Video | Business Headlines | Internet | Science | Scientific Ethics | Technology | Search


Student to trial blades to become fastest disabled sprinter

UC student to trial blades in first step to becoming world’s fastest disabled sprinter

October 16, 2013

A 19-year-old University of Canterbury (UC) commerce student, Liam Malone, who lost both legs at the age of two, will trial his new running-blades for the first time on Friday (October 18).

Malone wants to be New Zealand's top sprinter at the 2016 Paralympics and enough funds have been raised from the public for him to buy a pair of blades.

``The blades are fixed to a high density plastic socket temporarily to make adjustments regarding the biomechanics of wearing the limbs before making a permanent carbon fibre socket,’’ Malone says.

``Grant Robertson, manager of UC’s sports programme, and his team have been absolutely awesome. They invited me into their athlete development programme, giving me access to their facilities in the gym.

``On Friday, Grant’s team will be helping me with biomechanics. Using a high-speed camera I will try and walk on the blades and then hopefully get into a run on the treadmill. The team from the Artificial Limb Centre by Burwood Hospital will come along to make adjustments following an analysis of the footage.’’

Robertson says Malone asked UC Sport to facilitate the testing with the Limb Centre as UC has a great set up at their Sport Science Centre and with help from Matthew Ingram, UC Sport's performance and technique analyst.

``He has been walking with the aid of parallel bars for support but. We need to look at his movement function as Liam transfers from walking to jogging to fast running and address any issues that arise through that process.’’

The former Nayland College student from near Nelson was born with a condition named fibular hemimelia, which meant both of his legs had to be amputated below the knee when he reached the age of two.

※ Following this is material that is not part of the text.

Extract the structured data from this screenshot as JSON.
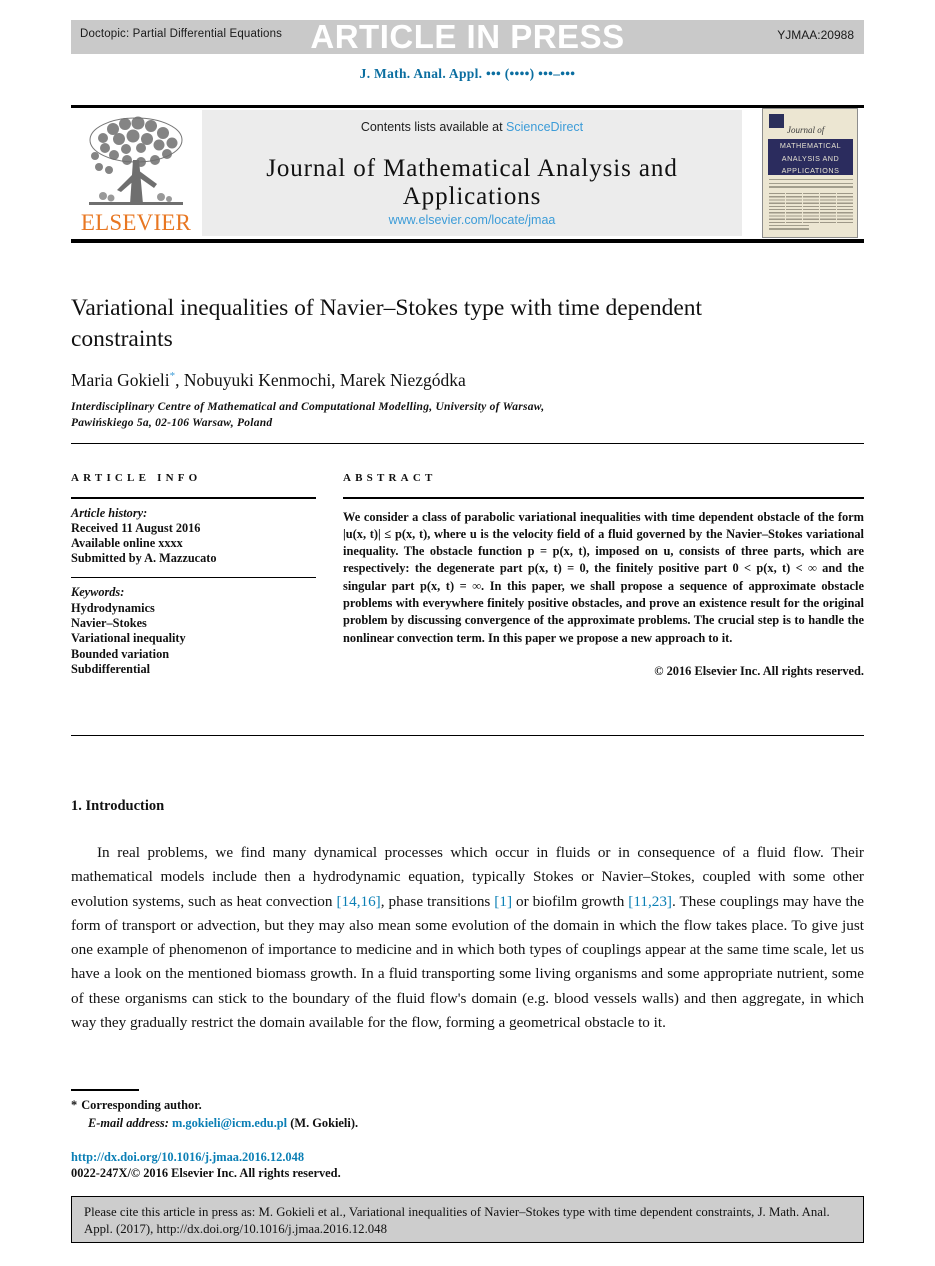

``I want to be the fastest disabled sprinter in the world. All the money for the news blades was donated which was incredibly overwhelming. I owe New Zealand a lot.

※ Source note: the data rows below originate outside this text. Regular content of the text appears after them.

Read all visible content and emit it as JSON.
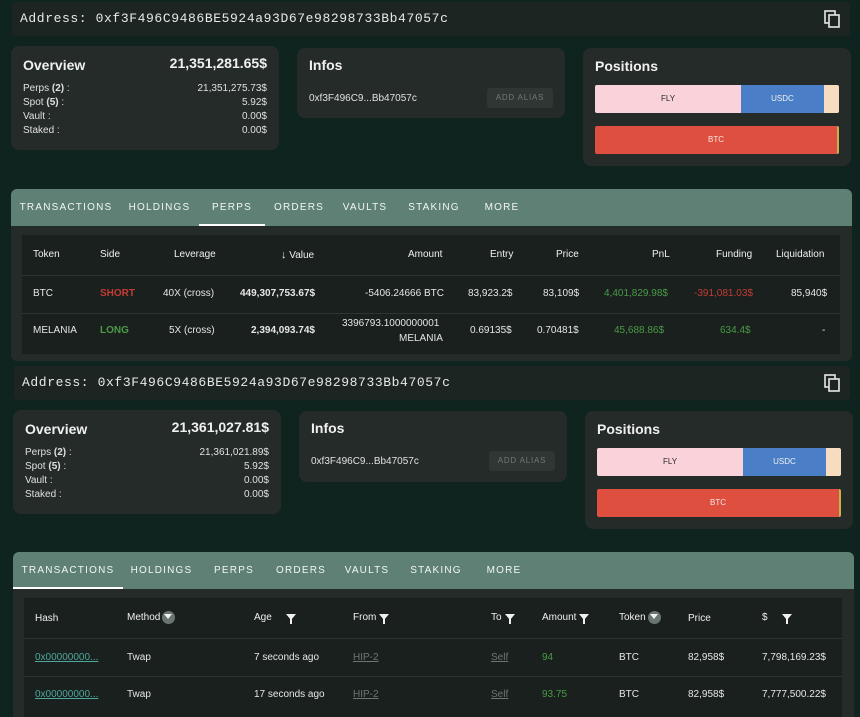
{
  "block1": {
    "address": "Address: 0xf3F496C9486BE5924a93D67e98298733Bb47057c",
    "overview": {
      "title": "Overview",
      "total": "21,351,281.65$",
      "rows": [
        {
          "label_prefix": "Perps ",
          "label_count": "(2)",
          "label_suffix": " :",
          "value": "21,351,275.73$"
        },
        {
          "label_prefix": "Spot ",
          "label_count": "(5)",
          "label_suffix": " :",
          "value": "5.92$"
        },
        {
          "label_prefix": "Vault :",
          "label_count": "",
          "label_suffix": "",
          "value": "0.00$"
        },
        {
          "label_prefix": "Staked :",
          "label_count": "",
          "label_suffix": "",
          "value": "0.00$"
        }
      ]
    },
    "infos": {
      "title": "Infos",
      "address_short": "0xf3F496C9...Bb47057c",
      "alias_button": "ADD ALIAS"
    },
    "positions": {
      "title": "Positions",
      "bar1": [
        "FLY",
        "USDC"
      ],
      "bar2": [
        "BTC"
      ]
    },
    "tabs": [
      "TRANSACTIONS",
      "HOLDINGS",
      "PERPS",
      "ORDERS",
      "VAULTS",
      "STAKING",
      "MORE"
    ],
    "active_tab": "PERPS",
    "perps_table": {
      "headers": [
        "Token",
        "Side",
        "Leverage",
        "Value",
        "Amount",
        "Entry",
        "Price",
        "PnL",
        "Funding",
        "Liquidation"
      ],
      "rows": [
        {
          "token": "BTC",
          "side": "SHORT",
          "leverage": "40X (cross)",
          "value": "449,307,753.67$",
          "amount": "-5406.24666 BTC",
          "entry": "83,923.2$",
          "price": "83,109$",
          "pnl": "4,401,829.98$",
          "funding": "-391,081.03$",
          "liquidation": "85,940$"
        },
        {
          "token": "MELANIA",
          "side": "LONG",
          "leverage": "5X (cross)",
          "value": "2,394,093.74$",
          "amount_line1": "3396793.1000000001",
          "amount_line2": "MELANIA",
          "entry": "0.69135$",
          "price": "0.70481$",
          "pnl": "45,688.86$",
          "funding": "634.4$",
          "liquidation": "-"
        }
      ]
    }
  },
  "block2": {
    "address": "Address: 0xf3F496C9486BE5924a93D67e98298733Bb47057c",
    "overview": {
      "title": "Overview",
      "total": "21,361,027.81$",
      "rows": [
        {
          "label_prefix": "Perps ",
          "label_count": "(2)",
          "label_suffix": " :",
          "value": "21,361,021.89$"
        },
        {
          "label_prefix": "Spot ",
          "label_count": "(5)",
          "label_suffix": " :",
          "value": "5.92$"
        },
        {
          "label_prefix": "Vault :",
          "label_count": "",
          "label_suffix": "",
          "value": "0.00$"
        },
        {
          "label_prefix": "Staked :",
          "label_count": "",
          "label_suffix": "",
          "value": "0.00$"
        }
      ]
    },
    "infos": {
      "title": "Infos",
      "address_short": "0xf3F496C9...Bb47057c",
      "alias_button": "ADD ALIAS"
    },
    "positions": {
      "title": "Positions",
      "bar1": [
        "FLY",
        "USDC"
      ],
      "bar2": [
        "BTC"
      ]
    },
    "tabs": [
      "TRANSACTIONS",
      "HOLDINGS",
      "PERPS",
      "ORDERS",
      "VAULTS",
      "STAKING",
      "MORE"
    ],
    "active_tab": "TRANSACTIONS",
    "tx_table": {
      "headers": [
        "Hash",
        "Method",
        "Age",
        "From",
        "To",
        "Amount",
        "Token",
        "Price",
        "$"
      ],
      "rows": [
        {
          "hash": "0x00000000...",
          "method": "Twap",
          "age": "7 seconds ago",
          "from": "HIP-2",
          "to": "Self",
          "amount": "94",
          "token": "BTC",
          "price": "82,958$",
          "usd": "7,798,169.23$"
        },
        {
          "hash": "0x00000000...",
          "method": "Twap",
          "age": "17 seconds ago",
          "from": "HIP-2",
          "to": "Self",
          "amount": "93.75",
          "token": "BTC",
          "price": "82,958$",
          "usd": "7,777,500.22$"
        }
      ]
    }
  },
  "colors": {
    "background": "#0f231f",
    "card": "#252b29",
    "tabbar": "#5e8075",
    "fly": "#f9d2da",
    "usdc": "#4a7ec6",
    "btc": "#df4f3f",
    "green": "#4a9a46",
    "red": "#c43c33"
  },
  "icons": [
    "copy-icon",
    "sort-down-arrow-icon",
    "filter-icon"
  ]
}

``I started skiing around the age of six and switched to snowboarding when I was 13. Snowboarding was a sport I could really compete equally against my peers.

``I was always involved in sport at school. My peers and coaches treated me no differently so I grew up with the expectation of having no excuses and to just simply try my best. I played rugby and cricket from the age of six.

``I never carried on with sprinting in my early teens because I was dealing with the illness of my mother and wanted to experience a normal teenage life. Sprinting would have taken up too much of my time,’’ Malone says.


© Scoop Media

Business Headlines | Sci-Tech Headlines


Solid Energy: Plan To Shut Unprofitable Huntly East Mine

Solid Energy, the state-owned coal miner in voluntary administration, plans to shut down its unprofitable Huntly East mine and lay off 65 staff after deciding the site stands "no chance whatsoever" of finding a buyer. More>>


E Tū: Merger Creates NZ's Biggest Private Sector Union

E tū has been created by the merger of the Engineering, Printing and Manufacturing Union and Service and Food Workers’ Union. It represents more than 50,000 working New Zealanders in industries as diverse as aviation, construction, journalism, food manufacturing, mining and cleaning. More>>


Internet: NZ Govt Lifts Target Speeds For Rural Broadband

The government has lifted its expectations on faster broadband speeds for rural New Zealand as it targets increased spending on research and development in the country's information and communications technology sector, which it sees as a key driver for export growth. More>>


Banks: Westpac Keeps Core Government Transactions Contract

The local arm of Westpac Banking Corp has kept its contract with the New Zealand government to provide core transactions, but will have to share peripheral services with its rivals. More>>


Science Investment Plan: Universities Welcome Statement

Universities New Zealand has welcomed the National Statement of Science Investment released by the Government today... this is a critical document as it sets out the Government’s ten-year strategic direction that will guide future investment in New Zealand’s science system. More>>


Scouring: Cavalier Merger Would Extract 'Monopoly Rents' - Godfrey Hirst

A merger of Cavalier Wool Holdings and New Zealand Wool Services International's two wool scouring operations would create a monopoly, says carpet maker Godfrey Hirst. The Commerce Commission on Friday released its second draft determination on the merger, maintaining its view that the public benefits would outweigh the loss of competition. More>>


Get More From Scoop

Search Scoop  
Powered by Vodafone
NZ independent news